“Every year, there are about one million men in the United States who receive biopsy results that are inconclusive. ConfirmMDx is a solution that meets this significant unmet need in men with prostate cancer. This helps us urologists help our patients prevent having to have unnecessary and repeat biopsies,” Dr. Samadi, chief of Robotic Surgery at Lenox Hill Hospital and a professor of Urology at Hofstra North Shore-LIJ School of Medicine, said in a press release.
ConfirmMDx was developed by MDx Health to address many of the problems associated with traditional prostate screening. The company previously presented data in two abstracts showing that the ConfirmMDx solution might be superior to standard approaches.
Data recently presented at the Genitourinary Cancers Symposium in San Francisco, California, a meeting organized by the American Society of Clinical Oncology, showed that the ConfirmMDx test could identify cancerous tissue in biopsies that initially were labeled cancer-free. The test could also distinguish between more aggressive and idle forms of tumors.
Traditional testing, employing a method called transurethral ultrasound biopsy, makes use of 10–12 needle biopsy cores and, in total, samples about 1 percent of the prostate. One result is that men can receive false negative reports, increasing their risk of developing undetected prostate cancer.
When a negative result is reported, the current procedure employs repeated biopsies to minimize the risk of cancer going undetected, exposing men who might never develop cancer to repetitive biopsies and screening procedures that could be associated with complications.
ConfirmMDx, in contrast, detects epigenetic changes in tissue going through a cancerization process at the DNA level. These epigenetic changes can be spotted in samples that have a normal appearance under the microscope.
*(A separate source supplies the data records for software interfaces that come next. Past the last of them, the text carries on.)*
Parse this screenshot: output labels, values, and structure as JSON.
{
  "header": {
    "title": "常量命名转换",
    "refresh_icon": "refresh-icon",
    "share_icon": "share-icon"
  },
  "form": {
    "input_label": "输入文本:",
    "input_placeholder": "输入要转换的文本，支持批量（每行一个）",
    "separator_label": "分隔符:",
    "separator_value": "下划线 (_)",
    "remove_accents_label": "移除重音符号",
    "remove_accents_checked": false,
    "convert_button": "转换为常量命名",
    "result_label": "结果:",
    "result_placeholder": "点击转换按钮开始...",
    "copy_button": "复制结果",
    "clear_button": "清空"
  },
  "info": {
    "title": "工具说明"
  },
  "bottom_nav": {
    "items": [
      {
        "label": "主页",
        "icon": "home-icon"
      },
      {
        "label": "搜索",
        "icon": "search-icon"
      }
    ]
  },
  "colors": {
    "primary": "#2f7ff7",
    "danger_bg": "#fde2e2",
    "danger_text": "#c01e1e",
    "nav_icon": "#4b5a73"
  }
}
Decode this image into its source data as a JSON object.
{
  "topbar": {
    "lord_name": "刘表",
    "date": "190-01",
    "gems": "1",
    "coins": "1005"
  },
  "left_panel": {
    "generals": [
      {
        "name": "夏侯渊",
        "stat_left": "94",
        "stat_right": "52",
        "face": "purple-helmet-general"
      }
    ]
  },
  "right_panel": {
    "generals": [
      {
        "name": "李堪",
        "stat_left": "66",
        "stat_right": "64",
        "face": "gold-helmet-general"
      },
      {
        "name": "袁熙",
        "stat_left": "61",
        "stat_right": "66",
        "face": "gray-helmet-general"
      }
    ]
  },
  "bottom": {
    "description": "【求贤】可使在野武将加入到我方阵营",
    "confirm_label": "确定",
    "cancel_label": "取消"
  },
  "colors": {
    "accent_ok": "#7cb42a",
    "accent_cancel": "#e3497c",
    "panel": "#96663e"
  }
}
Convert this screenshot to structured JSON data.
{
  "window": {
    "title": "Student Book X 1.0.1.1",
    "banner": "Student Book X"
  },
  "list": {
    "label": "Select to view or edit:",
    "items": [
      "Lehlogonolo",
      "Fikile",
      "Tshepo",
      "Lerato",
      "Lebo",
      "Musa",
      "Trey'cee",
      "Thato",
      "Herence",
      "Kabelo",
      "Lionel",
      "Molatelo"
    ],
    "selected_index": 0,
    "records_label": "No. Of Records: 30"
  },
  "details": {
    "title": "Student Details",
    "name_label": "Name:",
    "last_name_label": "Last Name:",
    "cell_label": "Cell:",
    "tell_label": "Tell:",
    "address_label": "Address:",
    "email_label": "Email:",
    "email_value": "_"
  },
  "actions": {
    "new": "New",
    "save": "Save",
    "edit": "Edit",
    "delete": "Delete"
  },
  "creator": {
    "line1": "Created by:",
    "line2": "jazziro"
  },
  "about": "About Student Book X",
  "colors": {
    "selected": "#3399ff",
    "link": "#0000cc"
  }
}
The method is intended to aid urologists both by ruling out cancer-free men, who might otherwise be put through repeated biopsies, and by confirming cancer in men who had received a false negative biopsy result.
MDx Health, based in Irvine, California, specializes in the development of next generation epigenetics-based cancer tests, and ConfirmMDx is the company’s flagship product.